Mountain bike wheels explained
Wheels are an important piece of equipment on your bike, along with tyres they help you to cover all of the terrain that you choose to ride on.
Most mountain bike wheelsets are still made from aluminium; offering a great mix of weight to ride feel but the greatest factors that have emerged in recent years have been wheel size and rim-type.
What wheel size is best for you?
There are now 3 main wheel sizes on the market for MTB wheelsets, the smallest being 26”, the largest 29er’s (700c) and the latest offering and a halfway house between the two – the 650b option.
26 inch wheels
These wheels being small generally offer the lightest option and greatest stiffness at a comparable price point across all the sizes available.
Ride.

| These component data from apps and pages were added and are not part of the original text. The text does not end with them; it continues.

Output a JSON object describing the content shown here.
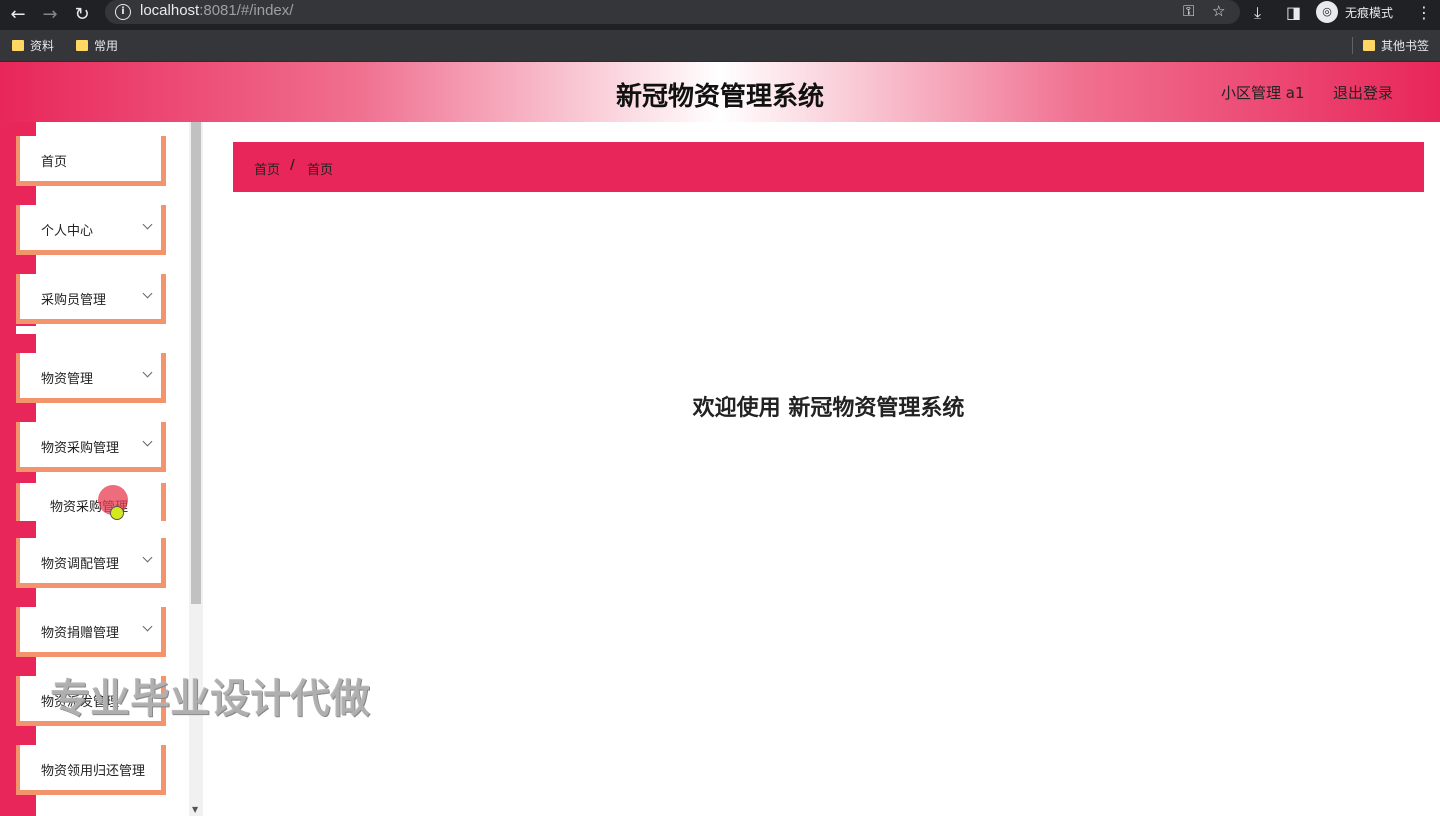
{
  "browser": {
    "url_host": "localhost",
    "url_rest": ":8081/#/index/",
    "incognito_label": "无痕模式",
    "bookmarks": [
      "资料",
      "常用"
    ],
    "other_bookmarks": "其他书签"
  },
  "header": {
    "title": "新冠物资管理系统",
    "user": "小区管理 a1",
    "logout": "退出登录"
  },
  "sidebar": {
    "items": [
      {
        "label": "首页"
      },
      {
        "label": "个人中心"
      },
      {
        "label": "采购员管理"
      },
      {
        "label": "物资管理"
      },
      {
        "label": "物资采购管理"
      },
      {
        "label": "物资采购管理"
      },
      {
        "label": "物资调配管理"
      },
      {
        "label": "物资捐赠管理"
      },
      {
        "label": "物资派发管理"
      },
      {
        "label": "物资领用归还管理"
      }
    ]
  },
  "breadcrumb": [
    "首页",
    "首页"
  ],
  "main": {
    "welcome": "欢迎使用 新冠物资管理系统"
  },
  "watermark": "专业毕业设计代做",
  "colors": {
    "accent": "#e8265a",
    "menu_border": "#f3946c"
  }
}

Being light and stiff the smaller wheel can accelerate up to speed very quickly and with a smaller rotational mass can really tear through twisty single-track at high speed. The greater cornering ability means that pairing with a narrower bar will not sacrifice all the turning capabilities.
27.5 inch wheels (650b)
The 650b is the half-way house between the 26 inch wheel and the 29er. It is designed to offer a great compromise between the two, in terms of weight, handling and speed.
Ride. The 650b has risen to popularity because it retains most of the lightness of the 26" wheels, as well as the snappier handling on twistier trails. However, it also has much of the improved traction and rolling capabilities found in the 29er range. It is quite literally halfway between the two.
29 inch wheels (29er)
Currently the largest wheel option for a mountain bike, the 700c wheel does feel slower to accelerate to top speed as the larger rim and longer spokes increase its weight, hence more effort is required through the pedals to get the wheels spinning.
Ride. The larger contact area that the wheel allows for the tyre to make with the ground provides an increased amount of traction. Paired with the larger circumference of the rim these two features mean that the 29er wheel is more adept to rolling over bumpy ground and creating a smooth riding feeling over small obstacles such as roots and ruts.
Mountain bike rims explained
The second advancement comes in the form of rim type. Standard and tubeless are the two options and again, both give a very different ride ‘feel’.
Designed for use with an inner tube this is the ‘traditional’ way to set up a wheel for riding.
Setup. All that is required is the inner tube itself and rim-tape (if not sealed). The simplicity of design means that an inner tube can be fitted in just a couple of minutes.
Ride. Tyre pressure is an important consideration for the ride feel but generally must be a little higher for a ‘tubed’ setup in order to avoid ‘pinch’ punctures. However, a slightly higher pressure gives a good rolling speed across terrain.
With the advent of tubeless rims this has allowed for the inner tube itself to be removed from the set-up offering a very different riding feel at lower pressures.
Setup. Tubeless requires a few more pieces of kit to achieve the sealed system, tubeless valve and rim tape, sealant and a tubeless ready tyre. But once set up, the bead of the tyre is attached to the wheel and held there, without the use of an inner tube.
Ride. The lack of an inner tube allows the tyre to be run at a lower pressure without the risk of pinch punctures. This gives the feel of much more traction and also great absorbing properties over rough ground. The sealant can also repair small punctures through the tyre even when on the move.